You are about to become a real geologist as you explore the world of rocks, crystals, gems, fossils, and minerals by moving beyond just looking at pretty stones and really being able to identify, test, and classify samples and specimens you come across using techniques that real field experts use.
While most people might think of a rock as being fun to climb or toss into a pond, you will now be able to see the special meaning behind the naturally occurring material that is made out of minerals by understanding how the minerals are joined together, what their crystalline structure is like, and much more.
Here are the scientific concepts:
- Minerals are the building blocks of rocks.

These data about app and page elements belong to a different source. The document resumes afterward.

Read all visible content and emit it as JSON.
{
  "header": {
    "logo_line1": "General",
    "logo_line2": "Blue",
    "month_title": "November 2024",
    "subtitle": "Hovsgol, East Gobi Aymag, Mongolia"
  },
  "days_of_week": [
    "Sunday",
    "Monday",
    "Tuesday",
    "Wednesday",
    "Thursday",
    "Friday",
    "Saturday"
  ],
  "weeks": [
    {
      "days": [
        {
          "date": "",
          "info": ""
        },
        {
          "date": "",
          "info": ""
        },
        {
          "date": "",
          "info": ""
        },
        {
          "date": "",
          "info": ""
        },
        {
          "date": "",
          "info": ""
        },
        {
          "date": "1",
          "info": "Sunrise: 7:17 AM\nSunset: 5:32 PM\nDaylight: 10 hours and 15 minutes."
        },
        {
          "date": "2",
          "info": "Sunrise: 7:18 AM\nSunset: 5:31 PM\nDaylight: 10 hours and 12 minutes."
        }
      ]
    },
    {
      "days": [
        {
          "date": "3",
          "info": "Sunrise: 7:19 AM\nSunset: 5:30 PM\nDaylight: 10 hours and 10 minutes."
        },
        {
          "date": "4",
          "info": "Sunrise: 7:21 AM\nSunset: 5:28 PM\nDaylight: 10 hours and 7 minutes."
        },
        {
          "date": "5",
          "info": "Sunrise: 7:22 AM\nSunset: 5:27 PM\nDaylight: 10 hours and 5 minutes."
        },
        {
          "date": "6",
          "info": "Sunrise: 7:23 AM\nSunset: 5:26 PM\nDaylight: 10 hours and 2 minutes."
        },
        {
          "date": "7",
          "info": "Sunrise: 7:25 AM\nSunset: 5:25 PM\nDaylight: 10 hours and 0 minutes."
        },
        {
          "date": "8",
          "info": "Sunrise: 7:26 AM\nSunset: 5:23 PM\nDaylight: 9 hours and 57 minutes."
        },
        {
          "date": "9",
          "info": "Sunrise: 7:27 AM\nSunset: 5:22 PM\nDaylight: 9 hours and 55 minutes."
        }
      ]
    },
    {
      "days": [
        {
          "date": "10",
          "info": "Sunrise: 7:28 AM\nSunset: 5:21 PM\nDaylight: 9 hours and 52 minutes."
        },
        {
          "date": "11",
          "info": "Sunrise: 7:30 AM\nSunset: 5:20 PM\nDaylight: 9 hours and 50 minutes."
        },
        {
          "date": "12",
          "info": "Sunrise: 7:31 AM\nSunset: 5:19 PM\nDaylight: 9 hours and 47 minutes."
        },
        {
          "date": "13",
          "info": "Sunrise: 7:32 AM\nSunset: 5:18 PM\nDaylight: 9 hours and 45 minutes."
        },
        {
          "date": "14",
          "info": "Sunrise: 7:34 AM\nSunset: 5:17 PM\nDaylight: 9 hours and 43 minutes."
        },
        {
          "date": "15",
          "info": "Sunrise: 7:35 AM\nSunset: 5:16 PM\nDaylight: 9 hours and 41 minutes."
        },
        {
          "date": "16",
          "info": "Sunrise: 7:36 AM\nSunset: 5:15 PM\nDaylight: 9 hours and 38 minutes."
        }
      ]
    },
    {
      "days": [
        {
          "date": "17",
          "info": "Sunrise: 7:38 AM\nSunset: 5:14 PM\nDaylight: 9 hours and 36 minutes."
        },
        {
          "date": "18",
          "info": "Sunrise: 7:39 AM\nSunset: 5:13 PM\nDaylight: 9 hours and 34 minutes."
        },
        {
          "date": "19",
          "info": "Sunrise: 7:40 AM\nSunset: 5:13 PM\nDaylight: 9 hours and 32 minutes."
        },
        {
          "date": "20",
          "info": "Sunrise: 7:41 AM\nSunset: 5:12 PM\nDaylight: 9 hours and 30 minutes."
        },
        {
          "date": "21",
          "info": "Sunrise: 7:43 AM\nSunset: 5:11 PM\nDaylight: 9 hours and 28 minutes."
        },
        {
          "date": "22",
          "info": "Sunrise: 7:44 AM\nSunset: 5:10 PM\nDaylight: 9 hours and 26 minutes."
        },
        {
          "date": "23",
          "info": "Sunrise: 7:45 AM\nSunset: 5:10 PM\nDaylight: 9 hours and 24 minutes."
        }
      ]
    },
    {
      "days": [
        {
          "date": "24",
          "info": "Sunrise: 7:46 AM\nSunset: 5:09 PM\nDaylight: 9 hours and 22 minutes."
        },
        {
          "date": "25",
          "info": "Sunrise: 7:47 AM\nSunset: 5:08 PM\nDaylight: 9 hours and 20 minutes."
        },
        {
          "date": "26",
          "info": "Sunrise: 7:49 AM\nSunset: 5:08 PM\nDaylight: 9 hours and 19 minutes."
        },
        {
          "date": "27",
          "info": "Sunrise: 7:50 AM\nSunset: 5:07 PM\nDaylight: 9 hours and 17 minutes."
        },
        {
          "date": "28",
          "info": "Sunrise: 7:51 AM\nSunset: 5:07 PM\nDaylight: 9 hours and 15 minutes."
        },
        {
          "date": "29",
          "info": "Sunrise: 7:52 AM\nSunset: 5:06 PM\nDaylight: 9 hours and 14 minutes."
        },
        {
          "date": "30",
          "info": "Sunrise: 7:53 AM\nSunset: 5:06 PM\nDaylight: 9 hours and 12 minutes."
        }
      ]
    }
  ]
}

- Rocks are usually composed of two or more minerals (once in awhile, rocks can be made from just one, but usually it’s two or more).
- Minerals are naturally occurring nonliving solids made from a single kind of material.
- Minerals have a regular internal arrangement of atoms and molecules (called crystals).
- Each mineral has its own unique combination of different chemical elements.
- When atoms and molecules combine to make a mineral, they form a type of crystal.
- Each mineral has a unique set of properties and can be identified using a series of standardized tests.
By the end of the labs in this unit, students will be able to:
- Identify and describe the physical properties of minerals.
- Practice common identification techniques that field scientists use on minerals.
- Identify and differentiate different classifications of rocks, including common sub-designations for certain types of rock.
- Measure and estimate the weight, length and volume of objects.
- Conduct multiple trials to test a prediction and draw conclusions about the relationships between predictions and results.
- Differentiate igneous, sedimentary, and metamorphic rocks by their properties.
- Identify common minerals (including quartz, calcite, feldspar, mica, and hornblende) and ore minerals using a table of diagnostic properties.